"The compositions of Bhai Gurdas Bhalla (d.1636) offer a mine of information about the growth and development of the Sikh community during a time of decisive transition.He wrote over 1,500 stanzas of poetry of two types: long Punjabi-language poems known as vars, and quatrains in Braj Bhasha, frequently called kabitts. Today, Gurdas’s compositions serve as authoritative sources on Sikh beliefs and practices. He is one of only two writers outside Sikh scripture whose compositions are approved for recitation in Sikh worship. Today’s Sikh community considers his writings to be a storehouse of Sikh ideals, offering definitive ,,,"

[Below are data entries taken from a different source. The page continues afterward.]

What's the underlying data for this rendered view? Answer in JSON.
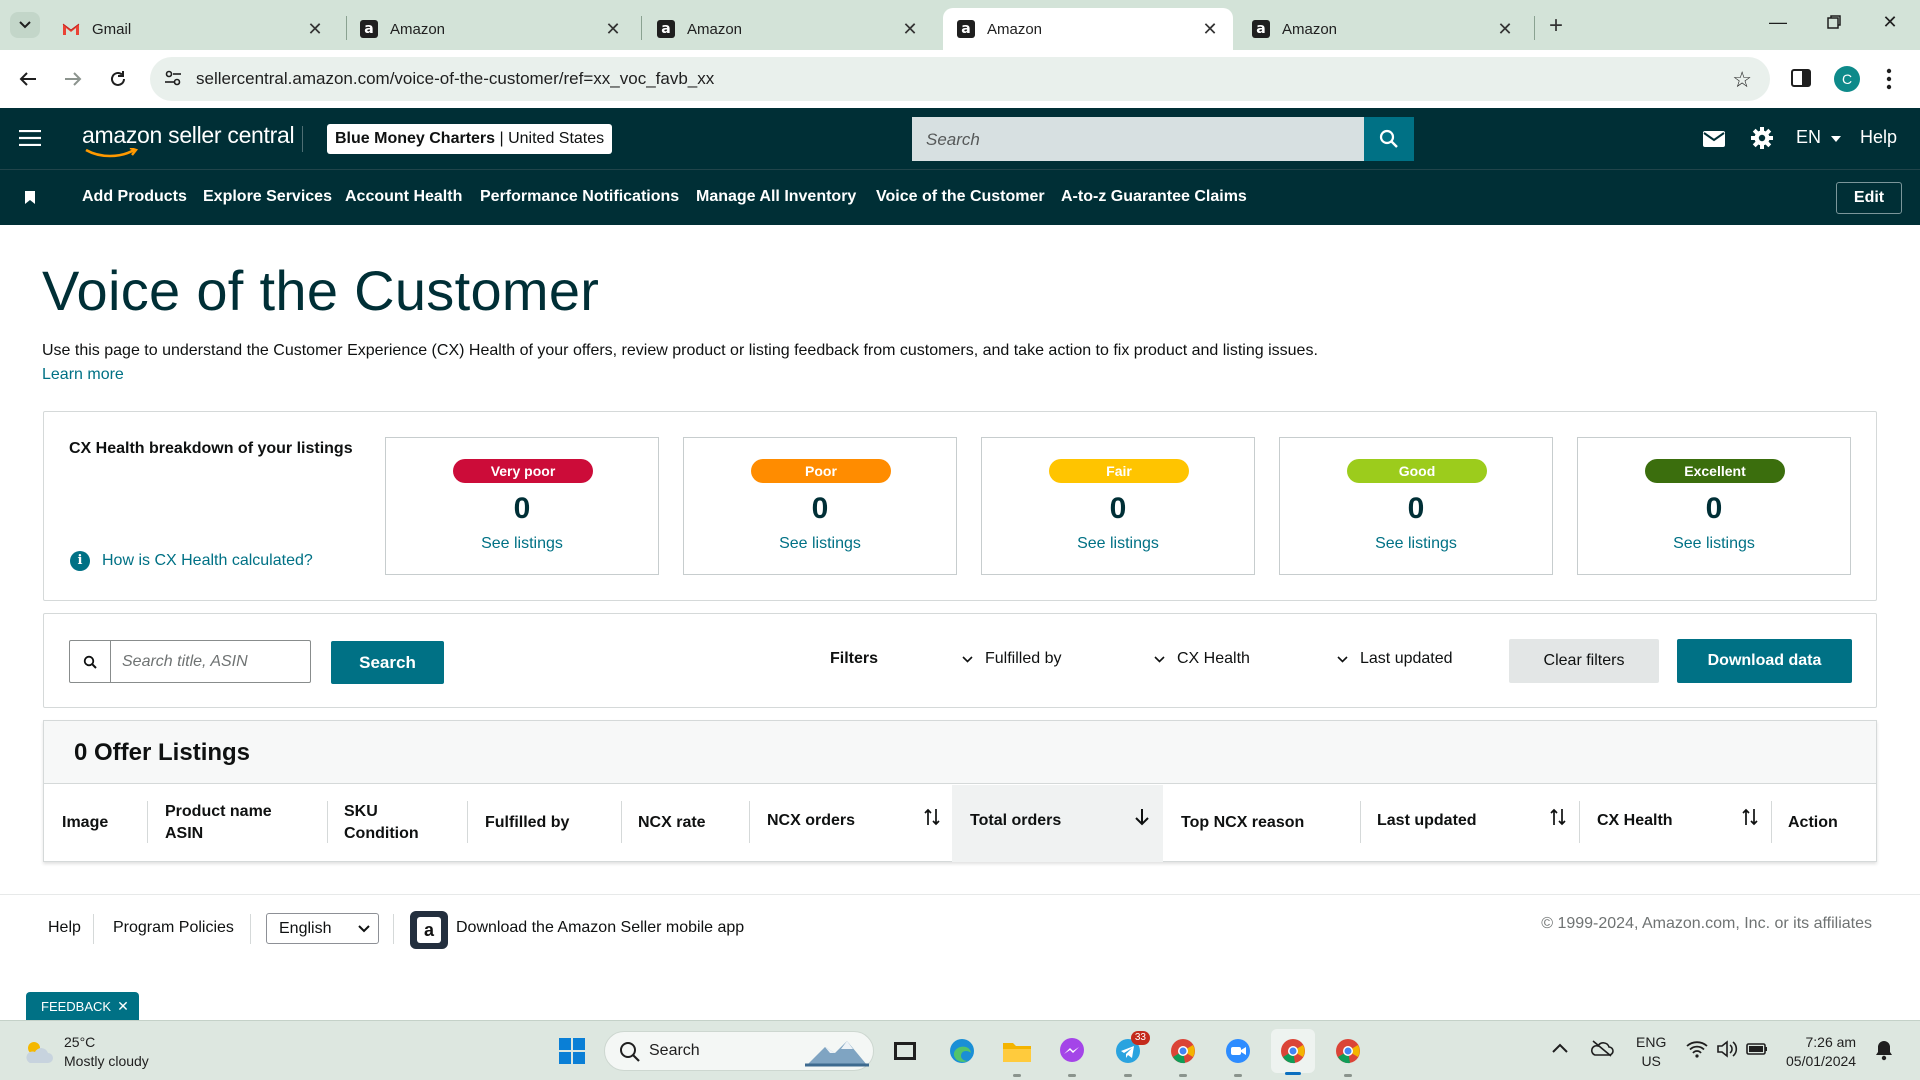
{
  "browser": {
    "tabs": [
      {
        "label": "Gmail",
        "favicon": "gmail-icon",
        "active": false
      },
      {
        "label": "Amazon",
        "favicon": "amazon-icon",
        "active": false
      },
      {
        "label": "Amazon",
        "favicon": "amazon-icon",
        "active": false
      },
      {
        "label": "Amazon",
        "favicon": "amazon-icon",
        "active": true
      },
      {
        "label": "Amazon",
        "favicon": "amazon-icon",
        "active": false
      }
    ],
    "url": "sellercentral.amazon.com/voice-of-the-customer/ref=xx_voc_favb_xx",
    "profile_initial": "C"
  },
  "header": {
    "logo": "amazon seller central",
    "store_name": "Blue Money Charters",
    "store_region": "United States",
    "search_placeholder": "Search",
    "language": "EN",
    "help": "Help"
  },
  "nav": {
    "links": [
      "Add Products",
      "Explore Services",
      "Account Health",
      "Performance Notifications",
      "Manage All Inventory",
      "Voice of the Customer",
      "A-to-z Guarantee Claims"
    ],
    "edit": "Edit"
  },
  "page": {
    "title": "Voice of the Customer",
    "intro": "Use this page to understand the Customer Experience (CX) Health of your offers, review product or listing feedback from customers, and take action to fix product and listing issues.",
    "learn_more": "Learn more"
  },
  "cx_health": {
    "title": "CX Health breakdown of your listings",
    "how_link": "How is CX Health calculated?",
    "cards": [
      {
        "label": "Very poor",
        "count": "0",
        "link": "See listings",
        "color": "#cc0c39"
      },
      {
        "label": "Poor",
        "count": "0",
        "link": "See listings",
        "color": "#ff8c00"
      },
      {
        "label": "Fair",
        "count": "0",
        "link": "See listings",
        "color": "#ffc400"
      },
      {
        "label": "Good",
        "count": "0",
        "link": "See listings",
        "color": "#9ccc1c"
      },
      {
        "label": "Excellent",
        "count": "0",
        "link": "See listings",
        "color": "#3b6e0d"
      }
    ]
  },
  "filters": {
    "search_placeholder": "Search title, ASIN",
    "search_button": "Search",
    "label": "Filters",
    "dropdowns": [
      "Fulfilled by",
      "CX Health",
      "Last updated"
    ],
    "clear": "Clear filters",
    "download": "Download data"
  },
  "listings": {
    "title": "0 Offer Listings",
    "columns": [
      {
        "line1": "Image",
        "line2": ""
      },
      {
        "line1": "Product name",
        "line2": "ASIN"
      },
      {
        "line1": "SKU",
        "line2": "Condition"
      },
      {
        "line1": "Fulfilled by",
        "line2": ""
      },
      {
        "line1": "NCX rate",
        "line2": ""
      },
      {
        "line1": "NCX orders",
        "line2": ""
      },
      {
        "line1": "Total orders",
        "line2": ""
      },
      {
        "line1": "Top NCX reason",
        "line2": ""
      },
      {
        "line1": "Last updated",
        "line2": ""
      },
      {
        "line1": "CX Health",
        "line2": ""
      },
      {
        "line1": "Action",
        "line2": ""
      }
    ]
  },
  "footer": {
    "help": "Help",
    "policies": "Program Policies",
    "language": "English",
    "app_text": "Download the Amazon Seller mobile app",
    "copyright": "© 1999-2024, Amazon.com, Inc. or its affiliates",
    "feedback": "FEEDBACK"
  },
  "taskbar": {
    "temp": "25°C",
    "weather": "Mostly cloudy",
    "search": "Search",
    "telegram_badge": "33",
    "lang1": "ENG",
    "lang2": "US",
    "time": "7:26 am",
    "date": "05/01/2024"
  }
}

"Sikhism arose in a time of social change. In the 1500s, northern India was in transition between Muslim empires, the political system was corrupt, the Hindu caste hierarchy was deeply unjust, and the religious leaders of the time were perceived to be culprits in the inequities. The earliest Sikhs turned to Guru Nanak (1469-1539), his teachings, and those of his followers, rejecting the religious formalism that had seemingly gripped some of the practitioners of other religious persuasions."

"Punjabi folk songs (lok git) are untapped sources for insight into Punjabi history and culture. Different songs are performed in various contexts and contain layers of meaning. This paper provides examples of various types of songs, describes their genres, examines their themes, and presents a sample of life- cycle songs. It concludes by assessing the possibilities for investigating Punjabi folk songs from perspectives of heritage and academics."

"Sikh educational institutions must continue networking and sharing their efforts. The increasingly global Punjabi and Sikh communities will build the infrastructural resources to interact with their own culture and heritage. Centralized sources of information will have to inform community members as to which Sikhs are doing what, and where. Such efforts will bear fruit especially for Sikh educational institutions like youth camps, which could collaborate on syllabi and procedures. Sikh schools and camps in the diaspora should be encouraged to standardize or benchmark their syllabi and teaching."

"Because of nationalism and self-definition along religious lines, the people of Punjab interact differently in America than they would back in their homeland.  Punjab is a cultural region that was split between two nations in 1947, and most Punjabis today are Pakistani-Muslims, and Indian-Sikhs and Hindus.  There are small populations of Punjabi-Christians as well.   Components of the region’s culture include remnants of premodern feudalism, pride in fertile lands, an agrarian ethic, and an ethos of co-existence between members of the various religions."

"Guru Gobind Singh was formally installed as Guru in 1675 and lived at Chak Nanaki for about ten years.  As the ninth successor of Guru Nanak, he was the leader of a community boasting members from Kabul to Kashmir, from the Indus river system across the Gangetic plains.  His ancestor, Guru Ram Das, was the first Guru to select his own son to succeed him, and Guru Gobind Singh was the seventh Guru in that lineage of Guru Ram Das’s clan, the Sodhis.  There were other Sodhi rivals to his authority (from different branches of the family who laid their own claim to office of Guru), who had taken land grants ..."

"... those Sikhs who had spilt their blood for the community attained exalted status as shaheeds, or martyrs.  Beginning with Guru Arjan, the veneration of martyrs and the exaltation of their heroic deeds has been an important Sikh institution, arousing the strongest of sentiments especially during the periods when the community was militarily threatened.  To this day, the walls of Sikh homes and temples preserve shaheeds’ images."